(RECORDED INFORMATION begins)
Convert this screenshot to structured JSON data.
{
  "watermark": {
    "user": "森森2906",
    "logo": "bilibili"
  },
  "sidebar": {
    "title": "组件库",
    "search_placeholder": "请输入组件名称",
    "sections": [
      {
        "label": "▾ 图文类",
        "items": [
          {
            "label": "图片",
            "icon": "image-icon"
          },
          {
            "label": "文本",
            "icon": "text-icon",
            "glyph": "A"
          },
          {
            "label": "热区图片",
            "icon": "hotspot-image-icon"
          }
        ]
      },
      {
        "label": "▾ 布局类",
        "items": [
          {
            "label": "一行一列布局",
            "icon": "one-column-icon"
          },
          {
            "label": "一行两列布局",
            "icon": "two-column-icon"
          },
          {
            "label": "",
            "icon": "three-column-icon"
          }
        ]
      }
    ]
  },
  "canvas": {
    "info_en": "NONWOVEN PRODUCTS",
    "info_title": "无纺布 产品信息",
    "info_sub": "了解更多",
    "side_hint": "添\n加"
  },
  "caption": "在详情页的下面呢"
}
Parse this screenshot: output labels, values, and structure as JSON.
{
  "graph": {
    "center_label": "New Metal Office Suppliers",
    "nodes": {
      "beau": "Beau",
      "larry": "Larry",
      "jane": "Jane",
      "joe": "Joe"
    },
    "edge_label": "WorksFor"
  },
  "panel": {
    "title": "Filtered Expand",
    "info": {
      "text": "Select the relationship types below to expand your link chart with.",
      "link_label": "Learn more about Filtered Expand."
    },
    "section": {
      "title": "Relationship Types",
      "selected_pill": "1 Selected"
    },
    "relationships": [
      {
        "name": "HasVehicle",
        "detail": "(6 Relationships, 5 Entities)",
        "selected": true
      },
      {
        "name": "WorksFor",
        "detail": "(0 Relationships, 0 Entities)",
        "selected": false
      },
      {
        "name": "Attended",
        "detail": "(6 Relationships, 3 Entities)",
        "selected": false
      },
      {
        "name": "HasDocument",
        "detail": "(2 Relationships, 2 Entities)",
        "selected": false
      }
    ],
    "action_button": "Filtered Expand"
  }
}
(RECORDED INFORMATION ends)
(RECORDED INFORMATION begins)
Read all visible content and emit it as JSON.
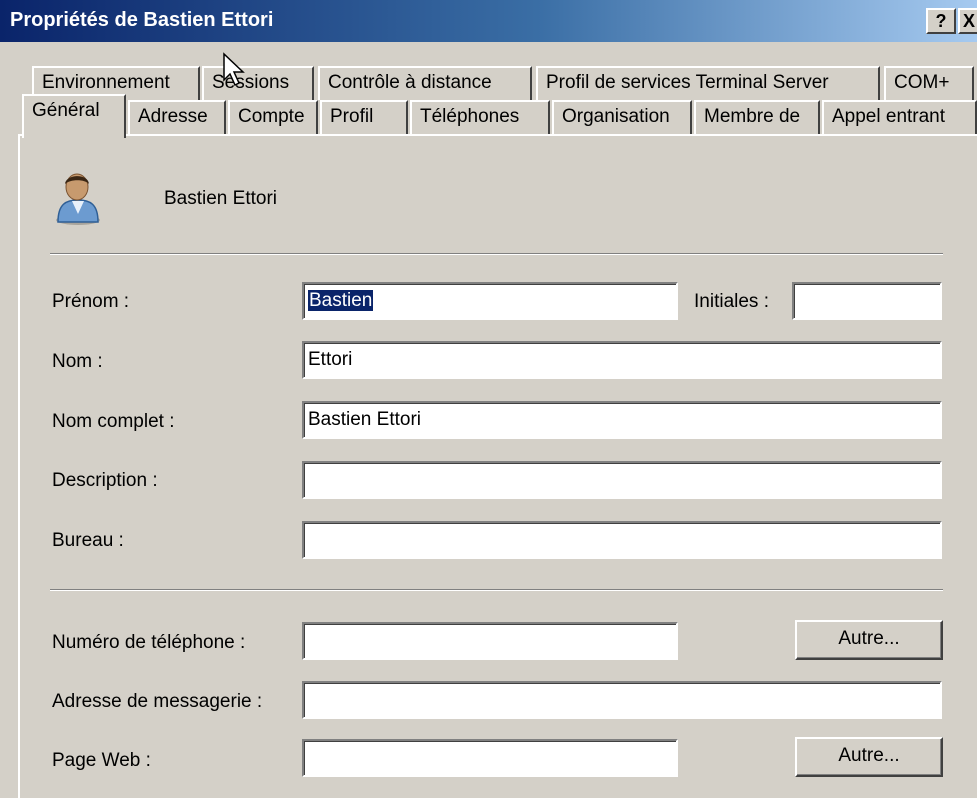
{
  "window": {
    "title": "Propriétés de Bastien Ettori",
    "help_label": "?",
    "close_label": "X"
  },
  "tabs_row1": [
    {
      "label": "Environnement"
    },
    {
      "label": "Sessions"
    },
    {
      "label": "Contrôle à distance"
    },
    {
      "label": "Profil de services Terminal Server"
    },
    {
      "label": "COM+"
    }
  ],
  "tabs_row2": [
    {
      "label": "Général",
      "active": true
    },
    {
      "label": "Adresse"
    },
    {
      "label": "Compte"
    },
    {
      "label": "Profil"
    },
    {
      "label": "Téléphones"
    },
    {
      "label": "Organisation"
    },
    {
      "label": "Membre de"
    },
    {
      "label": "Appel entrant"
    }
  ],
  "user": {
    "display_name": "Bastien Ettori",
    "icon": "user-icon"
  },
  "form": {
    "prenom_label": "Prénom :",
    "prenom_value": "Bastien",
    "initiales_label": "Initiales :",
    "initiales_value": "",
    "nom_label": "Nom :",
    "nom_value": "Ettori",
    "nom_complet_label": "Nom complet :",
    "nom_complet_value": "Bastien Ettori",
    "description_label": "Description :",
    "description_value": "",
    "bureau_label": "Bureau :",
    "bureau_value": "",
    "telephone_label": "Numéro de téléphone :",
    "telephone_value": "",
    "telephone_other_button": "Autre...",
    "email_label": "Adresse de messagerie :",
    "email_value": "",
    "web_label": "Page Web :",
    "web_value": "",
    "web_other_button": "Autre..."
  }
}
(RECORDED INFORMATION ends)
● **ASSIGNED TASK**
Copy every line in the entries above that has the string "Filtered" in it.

● **THE COMPLETED TASK**
    "title": "Filtered Expand",
      "link_label": "Learn more about Filtered Expand."
    "action_button": "Filtered Expand"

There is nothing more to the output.